Pruining the vine
From vineyard to bottle: pruning notes
The first few months of the year are dedicated to pruning the vine. Pruning is a fundamental activity that determines and directs the productivity of the plants. Towards the end of the calendar year, the plants enter their vegetative rest period, but their caretakers do not stop. Although the grape harvest is the most important time of the year, work continues in the vineyard, even in the coldest months. The main activity is winter pruning, which allows us to maintain the shape of the chosen training system and to define the load of buds that will bear fruit in the spring.
During the pruning process we move through the bare rows of our vineyards on cold winter days. All around us the landscape of the Euganean Hills invites us to rest while waiting for spring. It is a solitary, silent and meditative work. Each plant is different and requires our utmost attention and care. It takes us about 3 months to complete the pruning of our vineyards, starting from Monte Venda and until Monte Cecilia, passing through the Valle di Faedo.
Dry pruning and vine training
Our dry pruning is inspired by the Simonit&Sirch Method, which over the years has contributed to increasing winegrowers’ awareness of the health of their vineyards. We act with the utmost respect for the plants. We operate with techniques aimed at directing the growth of each plant without ever damaging its main lymphatic flow. Attention to sustainability is fundamental: it allows us to maintain healthy vineyards capable of generating complex and long-lived organic wines.
The Simonit&Sirch Method is based on a 20-year study of the oldest and most traditional pruning methods. By analysing their characteristics and results, Marco Simonit and Pierpaolo Sirch have devised a system that can also be adapted to the most modern training systems: the Spurred cordon and Guyot.
When we talk about vine training, we mean the set of actions implemented to obtain the desired result in the bunch and therefore in the wine: arrangement of the plants in the rows, management of the shoots and pruning. The different systems vary according to local traditions, climate, soil, grape varieties and the desired result.
Spurred Cordon and Guyot
Spurred Cordon and Guyot are among the most common forms of growing today: they generally result in lower production in the vineyard and higher quality. In our areas they adapt well and are the ones we use most.

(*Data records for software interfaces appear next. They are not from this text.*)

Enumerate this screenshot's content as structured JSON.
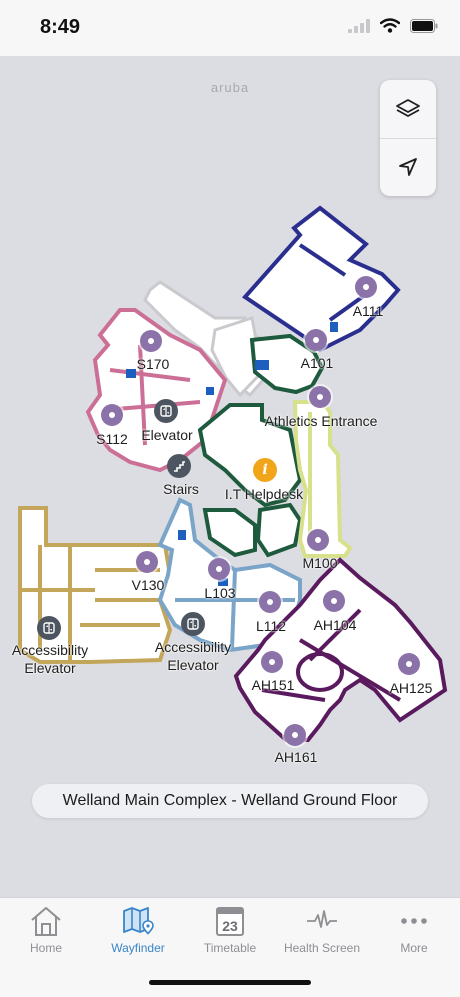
{
  "status_bar": {
    "time": "8:49"
  },
  "map": {
    "brand": "aruba",
    "controls": {
      "layers_icon": "layers-icon",
      "locate_icon": "navigation-arrow-icon"
    },
    "labels": {
      "a111": "A111",
      "a101": "A101",
      "s170": "S170",
      "s112": "S112",
      "elevator_s": "Elevator",
      "athletics": "Athletics Entrance",
      "stairs": "Stairs",
      "helpdesk": "I.T Helpdesk",
      "m100": "M100",
      "v130": "V130",
      "l103": "L103",
      "ah104": "AH104",
      "l112": "L112",
      "accessibility_elevator_left": "Accessibility\nElevator",
      "accessibility_elevator_center": "Accessibility\nElevator",
      "ah151": "AH151",
      "ah125": "AH125",
      "ah161": "AH161"
    },
    "zone_colors": {
      "a_wing": "#2a2f8f",
      "s_wing": "#cc6f96",
      "athletics": "#1e5a3d",
      "m_wing": "#d7e08a",
      "v_wing": "#c3a659",
      "l_wing": "#7aa4c8",
      "ah_wing": "#5a1a5e",
      "corridor": "#ffffff"
    },
    "location_banner": "Welland Main Complex - Welland Ground Floor"
  },
  "tabbar": {
    "tabs": [
      {
        "label": "Home",
        "icon": "home-icon"
      },
      {
        "label": "Wayfinder",
        "icon": "map-icon"
      },
      {
        "label": "Timetable",
        "icon": "calendar-icon"
      },
      {
        "label": "Health Screen",
        "icon": "heartbeat-icon"
      },
      {
        "label": "More",
        "icon": "more-dots-icon"
      }
    ],
    "calendar_day": "23",
    "active_tab": "Wayfinder",
    "active_color": "#3a85c7",
    "inactive_color": "#8e8e93"
  }
}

Pruning comes into play in the training system. It is an action that in a certain sense allows us to “shape” the plant by giving it the desired form, foreseeing what its propagation and fructification mechanisms will be. In fact, the vine is a vine and the cutting and guidance of the shoots are decisive in the quantity and quality of the bunches that will grow.
There are many variables, but below we will explain in a very simplified way how we prune the spurred cordon and the Guyot.
The Spurred cordon is a form of growing that takes longer than others to achieve the desired setting. In fact, it is only in the fourth year that the plant is moulded into its final shape, which is then maintained over the years through pruning.
The photo shows the spurred cordon training system before and after pruning.
Guyot is a growing system that requires extreme attention to recognise the productive and growing parts of each individual plant: spur, fruiting head from the previous year, new fruiting head. The result is a cycle of actions that guarantees the continuity of the lymphatic flow and the plant’s vegetative balance.
The photo shows the Guyot growing system before and after pruning.